App and web page records:
- - - - -

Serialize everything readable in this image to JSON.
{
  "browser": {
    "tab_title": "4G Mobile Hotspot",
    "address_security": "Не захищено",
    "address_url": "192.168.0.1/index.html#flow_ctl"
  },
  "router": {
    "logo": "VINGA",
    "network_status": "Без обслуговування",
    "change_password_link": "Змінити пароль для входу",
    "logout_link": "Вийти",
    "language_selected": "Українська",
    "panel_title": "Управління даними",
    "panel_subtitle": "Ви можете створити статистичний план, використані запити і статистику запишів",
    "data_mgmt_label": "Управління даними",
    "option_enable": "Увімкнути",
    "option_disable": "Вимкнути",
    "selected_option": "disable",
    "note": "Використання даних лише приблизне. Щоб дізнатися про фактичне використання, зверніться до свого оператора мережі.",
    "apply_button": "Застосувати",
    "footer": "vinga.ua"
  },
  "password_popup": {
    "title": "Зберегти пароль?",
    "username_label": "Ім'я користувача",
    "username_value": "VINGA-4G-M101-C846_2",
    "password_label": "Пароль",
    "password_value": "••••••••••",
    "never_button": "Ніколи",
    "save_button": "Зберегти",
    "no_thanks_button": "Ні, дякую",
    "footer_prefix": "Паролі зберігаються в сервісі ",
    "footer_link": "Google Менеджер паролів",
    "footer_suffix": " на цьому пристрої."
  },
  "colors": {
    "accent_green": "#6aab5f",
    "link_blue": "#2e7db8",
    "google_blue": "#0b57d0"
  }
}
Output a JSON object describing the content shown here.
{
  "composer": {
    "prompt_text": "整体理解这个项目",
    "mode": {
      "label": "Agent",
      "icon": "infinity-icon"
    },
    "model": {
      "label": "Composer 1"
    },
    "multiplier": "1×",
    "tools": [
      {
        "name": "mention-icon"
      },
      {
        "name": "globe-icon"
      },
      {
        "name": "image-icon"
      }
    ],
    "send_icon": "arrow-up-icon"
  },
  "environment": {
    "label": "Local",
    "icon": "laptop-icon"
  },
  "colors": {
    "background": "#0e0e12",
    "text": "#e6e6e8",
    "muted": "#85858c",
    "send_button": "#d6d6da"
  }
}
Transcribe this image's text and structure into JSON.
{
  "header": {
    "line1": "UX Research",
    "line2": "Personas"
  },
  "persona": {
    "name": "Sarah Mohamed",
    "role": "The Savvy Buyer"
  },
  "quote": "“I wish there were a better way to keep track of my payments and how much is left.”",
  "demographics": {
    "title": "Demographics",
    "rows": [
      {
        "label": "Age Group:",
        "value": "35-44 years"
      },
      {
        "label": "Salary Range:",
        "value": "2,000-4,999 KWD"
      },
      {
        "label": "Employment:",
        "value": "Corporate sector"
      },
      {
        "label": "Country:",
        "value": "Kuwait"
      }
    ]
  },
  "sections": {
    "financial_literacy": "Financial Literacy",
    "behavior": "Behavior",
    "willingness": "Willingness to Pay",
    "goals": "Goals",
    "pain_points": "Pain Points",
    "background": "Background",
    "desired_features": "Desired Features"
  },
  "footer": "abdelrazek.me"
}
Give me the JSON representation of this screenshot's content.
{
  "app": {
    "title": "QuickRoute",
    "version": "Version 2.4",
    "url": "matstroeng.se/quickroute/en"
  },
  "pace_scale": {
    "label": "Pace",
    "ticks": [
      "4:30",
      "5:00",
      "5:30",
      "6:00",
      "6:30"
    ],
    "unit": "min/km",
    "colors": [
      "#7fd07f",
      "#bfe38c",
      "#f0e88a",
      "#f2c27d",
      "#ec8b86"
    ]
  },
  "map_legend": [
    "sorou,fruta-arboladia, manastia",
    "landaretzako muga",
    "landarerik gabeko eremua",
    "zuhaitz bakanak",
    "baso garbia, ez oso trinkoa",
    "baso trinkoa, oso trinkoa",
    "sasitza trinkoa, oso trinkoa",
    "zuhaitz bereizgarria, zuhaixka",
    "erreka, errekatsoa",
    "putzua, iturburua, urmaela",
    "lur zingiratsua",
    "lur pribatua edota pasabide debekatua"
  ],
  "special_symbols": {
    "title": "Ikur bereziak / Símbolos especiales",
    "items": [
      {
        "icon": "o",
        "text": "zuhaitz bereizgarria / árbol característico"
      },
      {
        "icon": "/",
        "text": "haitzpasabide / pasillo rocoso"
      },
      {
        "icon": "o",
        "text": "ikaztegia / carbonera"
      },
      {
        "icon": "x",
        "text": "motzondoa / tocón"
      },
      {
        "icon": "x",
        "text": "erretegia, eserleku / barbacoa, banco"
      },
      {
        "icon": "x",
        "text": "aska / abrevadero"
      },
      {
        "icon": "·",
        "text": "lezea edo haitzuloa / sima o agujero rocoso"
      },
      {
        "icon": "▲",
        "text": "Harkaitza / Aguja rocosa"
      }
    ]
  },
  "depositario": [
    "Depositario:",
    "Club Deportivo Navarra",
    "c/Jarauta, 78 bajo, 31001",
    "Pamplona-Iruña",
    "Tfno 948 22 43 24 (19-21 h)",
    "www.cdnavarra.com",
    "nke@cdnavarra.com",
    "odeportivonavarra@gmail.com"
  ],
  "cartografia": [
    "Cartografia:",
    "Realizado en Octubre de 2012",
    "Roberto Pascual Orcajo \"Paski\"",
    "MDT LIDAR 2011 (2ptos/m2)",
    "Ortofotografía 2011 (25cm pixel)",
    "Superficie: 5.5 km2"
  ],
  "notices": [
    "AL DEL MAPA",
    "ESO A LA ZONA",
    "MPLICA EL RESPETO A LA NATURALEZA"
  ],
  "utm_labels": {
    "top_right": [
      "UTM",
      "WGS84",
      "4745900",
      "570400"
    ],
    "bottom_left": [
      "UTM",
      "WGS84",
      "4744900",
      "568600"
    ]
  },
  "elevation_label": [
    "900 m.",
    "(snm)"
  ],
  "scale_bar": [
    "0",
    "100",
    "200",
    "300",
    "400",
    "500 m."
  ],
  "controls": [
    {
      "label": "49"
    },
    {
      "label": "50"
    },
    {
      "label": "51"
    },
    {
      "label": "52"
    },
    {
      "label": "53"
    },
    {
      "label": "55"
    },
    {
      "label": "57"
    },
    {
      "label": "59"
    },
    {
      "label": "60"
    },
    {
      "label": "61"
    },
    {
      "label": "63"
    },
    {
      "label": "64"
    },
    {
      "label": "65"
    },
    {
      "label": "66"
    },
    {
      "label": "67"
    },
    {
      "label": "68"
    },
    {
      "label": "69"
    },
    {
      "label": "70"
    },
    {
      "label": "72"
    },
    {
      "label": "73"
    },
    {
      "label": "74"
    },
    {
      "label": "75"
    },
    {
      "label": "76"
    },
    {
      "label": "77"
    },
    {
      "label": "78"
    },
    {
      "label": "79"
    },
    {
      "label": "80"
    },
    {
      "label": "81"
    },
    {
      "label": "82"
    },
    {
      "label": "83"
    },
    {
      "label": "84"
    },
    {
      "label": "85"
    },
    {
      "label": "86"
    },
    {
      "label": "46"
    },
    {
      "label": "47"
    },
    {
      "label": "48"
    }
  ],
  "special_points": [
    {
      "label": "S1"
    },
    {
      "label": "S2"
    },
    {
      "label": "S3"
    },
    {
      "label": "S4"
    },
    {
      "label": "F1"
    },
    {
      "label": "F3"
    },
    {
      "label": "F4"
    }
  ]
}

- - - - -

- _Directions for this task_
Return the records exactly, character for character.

- _Response for this exercise_
Serialize everything readable in this image to JSON.
{
  "browser": {
    "tab_title": "4G Mobile Hotspot",
    "address_security": "Не захищено",
    "address_url": "192.168.0.1/index.html#flow_ctl"
  },
  "router": {
    "logo": "VINGA",
    "network_status": "Без обслуговування",
    "change_password_link": "Змінити пароль для входу",
    "logout_link": "Вийти",
    "language_selected": "Українська",
    "panel_title": "Управління даними",
    "panel_subtitle": "Ви можете створити статистичний план, використані запити і статистику запишів",
    "data_mgmt_label": "Управління даними",
    "option_enable": "Увімкнути",
    "option_disable": "Вимкнути",
    "selected_option": "disable",
    "note": "Використання даних лише приблизне. Щоб дізнатися про фактичне використання, зверніться до свого оператора мережі.",
    "apply_button": "Застосувати",
    "footer": "vinga.ua"
  },
  "password_popup": {
    "title": "Зберегти пароль?",
    "username_label": "Ім'я користувача",
    "username_value": "VINGA-4G-M101-C846_2",
    "password_label": "Пароль",
    "password_value": "••••••••••",
    "never_button": "Ніколи",
    "save_button": "Зберегти",
    "no_thanks_button": "Ні, дякую",
    "footer_prefix": "Паролі зберігаються в сервісі ",
    "footer_link": "Google Менеджер паролів",
    "footer_suffix": " на цьому пристрої."
  },
  "colors": {
    "accent_green": "#6aab5f",
    "link_blue": "#2e7db8",
    "google_blue": "#0b57d0"
  }
}
Output a JSON object describing the content shown here.
{
  "composer": {
    "prompt_text": "整体理解这个项目",
    "mode": {
      "label": "Agent",
      "icon": "infinity-icon"
    },
    "model": {
      "label": "Composer 1"
    },
    "multiplier": "1×",
    "tools": [
      {
        "name": "mention-icon"
      },
      {
        "name": "globe-icon"
      },
      {
        "name": "image-icon"
      }
    ],
    "send_icon": "arrow-up-icon"
  },
  "environment": {
    "label": "Local",
    "icon": "laptop-icon"
  },
  "colors": {
    "background": "#0e0e12",
    "text": "#e6e6e8",
    "muted": "#85858c",
    "send_button": "#d6d6da"
  }
}
Transcribe this image's text and structure into JSON.
{
  "header": {
    "line1": "UX Research",
    "line2": "Personas"
  },
  "persona": {
    "name": "Sarah Mohamed",
    "role": "The Savvy Buyer"
  },
  "quote": "“I wish there were a better way to keep track of my payments and how much is left.”",
  "demographics": {
    "title": "Demographics",
    "rows": [
      {
        "label": "Age Group:",
        "value": "35-44 years"
      },
      {
        "label": "Salary Range:",
        "value": "2,000-4,999 KWD"
      },
      {
        "label": "Employment:",
        "value": "Corporate sector"
      },
      {
        "label": "Country:",
        "value": "Kuwait"
      }
    ]
  },
  "sections": {
    "financial_literacy": "Financial Literacy",
    "behavior": "Behavior",
    "willingness": "Willingness to Pay",
    "goals": "Goals",
    "pain_points": "Pain Points",
    "background": "Background",
    "desired_features": "Desired Features"
  },
  "footer": "abdelrazek.me"
}
Give me the JSON representation of this screenshot's content.
{
  "app": {
    "title": "QuickRoute",
    "version": "Version 2.4",
    "url": "matstroeng.se/quickroute/en"
  },
  "pace_scale": {
    "label": "Pace",
    "ticks": [
      "4:30",
      "5:00",
      "5:30",
      "6:00",
      "6:30"
    ],
    "unit": "min/km",
    "colors": [
      "#7fd07f",
      "#bfe38c",
      "#f0e88a",
      "#f2c27d",
      "#ec8b86"
    ]
  },
  "map_legend": [
    "sorou,fruta-arboladia, manastia",
    "landaretzako muga",
    "landarerik gabeko eremua",
    "zuhaitz bakanak",
    "baso garbia, ez oso trinkoa",
    "baso trinkoa, oso trinkoa",
    "sasitza trinkoa, oso trinkoa",
    "zuhaitz bereizgarria, zuhaixka",
    "erreka, errekatsoa",
    "putzua, iturburua, urmaela",
    "lur zingiratsua",
    "lur pribatua edota pasabide debekatua"
  ],
  "special_symbols": {
    "title": "Ikur bereziak / Símbolos especiales",
    "items": [
      {
        "icon": "o",
        "text": "zuhaitz bereizgarria / árbol característico"
      },
      {
        "icon": "/",
        "text": "haitzpasabide / pasillo rocoso"
      },
      {
        "icon": "o",
        "text": "ikaztegia / carbonera"
      },
      {
        "icon": "x",
        "text": "motzondoa / tocón"
      },
      {
        "icon": "x",
        "text": "erretegia, eserleku / barbacoa, banco"
      },
      {
        "icon": "x",
        "text": "aska / abrevadero"
      },
      {
        "icon": "·",
        "text": "lezea edo haitzuloa / sima o agujero rocoso"
      },
      {
        "icon": "▲",
        "text": "Harkaitza / Aguja rocosa"
      }
    ]
  },
  "depositario": [
    "Depositario:",
    "Club Deportivo Navarra",
    "c/Jarauta, 78 bajo, 31001",
    "Pamplona-Iruña",
    "Tfno 948 22 43 24 (19-21 h)",
    "www.cdnavarra.com",
    "nke@cdnavarra.com",
    "odeportivonavarra@gmail.com"
  ],
  "cartografia": [
    "Cartografia:",
    "Realizado en Octubre de 2012",
    "Roberto Pascual Orcajo \"Paski\"",
    "MDT LIDAR 2011 (2ptos/m2)",
    "Ortofotografía 2011 (25cm pixel)",
    "Superficie: 5.5 km2"
  ],
  "notices": [
    "AL DEL MAPA",
    "ESO A LA ZONA",
    "MPLICA EL RESPETO A LA NATURALEZA"
  ],
  "utm_labels": {
    "top_right": [
      "UTM",
      "WGS84",
      "4745900",
      "570400"
    ],
    "bottom_left": [
      "UTM",
      "WGS84",
      "4744900",
      "568600"
    ]
  },
  "elevation_label": [
    "900 m.",
    "(snm)"
  ],
  "scale_bar": [
    "0",
    "100",
    "200",
    "300",
    "400",
    "500 m."
  ],
  "controls": [
    {
      "label": "49"
    },
    {
      "label": "50"
    },
    {
      "label": "51"
    },
    {
      "label": "52"
    },
    {
      "label": "53"
    },
    {
      "label": "55"
    },
    {
      "label": "57"
    },
    {
      "label": "59"
    },
    {
      "label": "60"
    },
    {
      "label": "61"
    },
    {
      "label": "63"
    },
    {
      "label": "64"
    },
    {
      "label": "65"
    },
    {
      "label": "66"
    },
    {
      "label": "67"
    },
    {
      "label": "68"
    },
    {
      "label": "69"
    },
    {
      "label": "70"
    },
    {
      "label": "72"
    },
    {
      "label": "73"
    },
    {
      "label": "74"
    },
    {
      "label": "75"
    },
    {
      "label": "76"
    },
    {
      "label": "77"
    },
    {
      "label": "78"
    },
    {
      "label": "79"
    },
    {
      "label": "80"
    },
    {
      "label": "81"
    },
    {
      "label": "82"
    },
    {
      "label": "83"
    },
    {
      "label": "84"
    },
    {
      "label": "85"
    },
    {
      "label": "86"
    },
    {
      "label": "46"
    },
    {
      "label": "47"
    },
    {
      "label": "48"
    }
  ],
  "special_points": [
    {
      "label": "S1"
    },
    {
      "label": "S2"
    },
    {
      "label": "S3"
    },
    {
      "label": "S4"
    },
    {
      "label": "F1"
    },
    {
      "label": "F3"
    },
    {
      "label": "F4"
    }
  ]
}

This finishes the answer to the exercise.